converging lens
one curved like the exterior of a hollow sphere; it brings light to a focus. Called also convex lens.
convex lens
see converging lens (above).
convexoconcave lens
one that has one convex and one concave face.
crystalline lens
see lens (2) (above).
dispersing lens
concave lens.
ectopic lens
see ectopia lentis.
lens fibers
elongated, modified cells oriented meridianly in concentric layers; the most peripheral contain nuclei; they interlock with each other via the medium of ball and socket interdigitations and flaps and imprints.
lens-induced uveitis
see phacolytic uveitis, phacoclastic uveitis.
lens induction
see inductive interactions.
intraocular lens
plastic lenses placed within the lens capsule after cataract surgery.
intumescent lens
see intumescent cataract.
lens luxation
separation of the lens from its zonular attachments, allowing displacement and freedom to move in the posterior chamber, anterior chamber or occasionally the vitreous. Occurs most commonly in dogs and is a result of trauma or as a familial trait, particularly in wirehaired Fox terriers and Sealyham terriers, predisposing to glaucoma. Luxation can occur secondary to space-occupying intraocular tumors, enlargement of the globe in chronic glaucoma, or swelling of the lens as seen in intumescent cataract.
Enlarge picture
Lens luxation in a horse's eye.
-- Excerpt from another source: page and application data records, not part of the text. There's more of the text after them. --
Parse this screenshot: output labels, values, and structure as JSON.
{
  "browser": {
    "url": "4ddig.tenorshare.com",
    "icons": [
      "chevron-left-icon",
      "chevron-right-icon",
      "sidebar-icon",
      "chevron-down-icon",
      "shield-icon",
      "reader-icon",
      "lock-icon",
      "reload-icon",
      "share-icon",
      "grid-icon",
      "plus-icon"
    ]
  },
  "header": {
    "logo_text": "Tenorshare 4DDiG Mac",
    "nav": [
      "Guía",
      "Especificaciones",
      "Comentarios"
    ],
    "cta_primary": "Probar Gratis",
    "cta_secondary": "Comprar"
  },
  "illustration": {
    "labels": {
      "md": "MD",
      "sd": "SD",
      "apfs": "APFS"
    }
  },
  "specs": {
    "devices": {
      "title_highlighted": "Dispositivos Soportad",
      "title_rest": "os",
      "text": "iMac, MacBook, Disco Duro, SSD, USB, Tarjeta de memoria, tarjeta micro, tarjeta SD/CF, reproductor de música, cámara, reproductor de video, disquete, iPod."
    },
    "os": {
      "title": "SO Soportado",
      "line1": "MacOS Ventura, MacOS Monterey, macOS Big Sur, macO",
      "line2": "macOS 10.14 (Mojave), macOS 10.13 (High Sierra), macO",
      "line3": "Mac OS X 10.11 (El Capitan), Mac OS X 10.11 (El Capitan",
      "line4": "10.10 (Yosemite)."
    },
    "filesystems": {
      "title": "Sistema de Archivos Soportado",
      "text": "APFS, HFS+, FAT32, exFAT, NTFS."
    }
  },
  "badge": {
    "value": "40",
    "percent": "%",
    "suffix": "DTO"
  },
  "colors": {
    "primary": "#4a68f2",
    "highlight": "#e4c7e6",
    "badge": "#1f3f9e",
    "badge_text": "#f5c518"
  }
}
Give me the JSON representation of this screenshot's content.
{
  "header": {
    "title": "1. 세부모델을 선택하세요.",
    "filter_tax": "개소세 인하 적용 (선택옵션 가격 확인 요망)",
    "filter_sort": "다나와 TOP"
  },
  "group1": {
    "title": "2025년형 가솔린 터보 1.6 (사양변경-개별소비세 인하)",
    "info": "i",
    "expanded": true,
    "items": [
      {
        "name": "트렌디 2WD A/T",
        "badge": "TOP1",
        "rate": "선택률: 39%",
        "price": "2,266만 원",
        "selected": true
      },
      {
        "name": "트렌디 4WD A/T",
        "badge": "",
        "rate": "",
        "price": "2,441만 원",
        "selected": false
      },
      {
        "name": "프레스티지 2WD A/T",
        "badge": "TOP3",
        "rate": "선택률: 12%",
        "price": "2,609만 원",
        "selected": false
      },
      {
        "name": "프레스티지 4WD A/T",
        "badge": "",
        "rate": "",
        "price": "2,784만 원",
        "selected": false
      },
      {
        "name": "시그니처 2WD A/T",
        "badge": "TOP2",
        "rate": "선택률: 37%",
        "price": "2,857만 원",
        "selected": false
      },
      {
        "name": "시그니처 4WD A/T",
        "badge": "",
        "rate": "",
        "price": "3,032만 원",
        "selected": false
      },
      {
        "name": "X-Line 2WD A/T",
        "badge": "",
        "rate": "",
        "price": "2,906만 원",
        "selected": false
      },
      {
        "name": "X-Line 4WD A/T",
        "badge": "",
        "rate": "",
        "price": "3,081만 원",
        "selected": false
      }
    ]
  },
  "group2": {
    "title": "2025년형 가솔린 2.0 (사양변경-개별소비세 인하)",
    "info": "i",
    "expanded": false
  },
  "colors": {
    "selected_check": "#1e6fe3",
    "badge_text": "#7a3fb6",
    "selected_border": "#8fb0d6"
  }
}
By permission from Knottenbelt DC, Pascoe RR, Diseases and Disorders of the Horse, Saunders, 2003
lens opacity
lens sclerosis
see nuclear sclerosis.
lens subluxation
partial separation of zonular attachments, allowing some alteration in position but not movement into another chamber.
lens sutures
structures formed by the contact between caudal and rostral lens fibers resulting in Y-shaped lens stars.
References in periodicals archive ?
2%) Lens opacity Posterior subcapsular opacity 82 (47.
A complete ophthalmic examination was performed including measurement of visual acuity, Pupil examination, External eye examination including lids and lashes, measurement of intraocular pressure, slit lamp examination for classification of lens opacity, dilated examination of the cataract, fundus examination including optic disc, retina, macular status.
The main outcome measure was cataract, defined as an incident, age-related lens opacity responsible for a reduction in best-corrected visual acuity in the worse eye to 20/30 or worse based on self-report confirmed by medical record review.
Lens opacity was graded by the LOCS III system [14].
The Lens status of the patients observed with slit lamp biomicroscope and noted as lens opacity stage1 or stage2 as per guidelines of the Lens opacity classification system 59
Which type of lens opacity is this patient MOST likely to develop?
The main outcome measure was cataracts, defined as an incident, age-related lens opacity responsible for a reduction in best-corrected visual acuity in the worse eye to 20/30 or worse based on self-report confirmed by medical record review.
Catatracts were defined as any lens opacity, the risk of developing CSG was defined in eyses with abnromal cup to disc ratios and ocular pressures consistently above 25 mmHg.
Blunt ocular trauma of the eye can cause many complications including traumatic hyphema, iris damage, angle recession, lens dislocation, lens opacity, anterior and posterior capsule rupture.
Indeed, in some patients the outcomes were better than predicted by the simulator, because of extraction of the lens opacity at the time of surgery.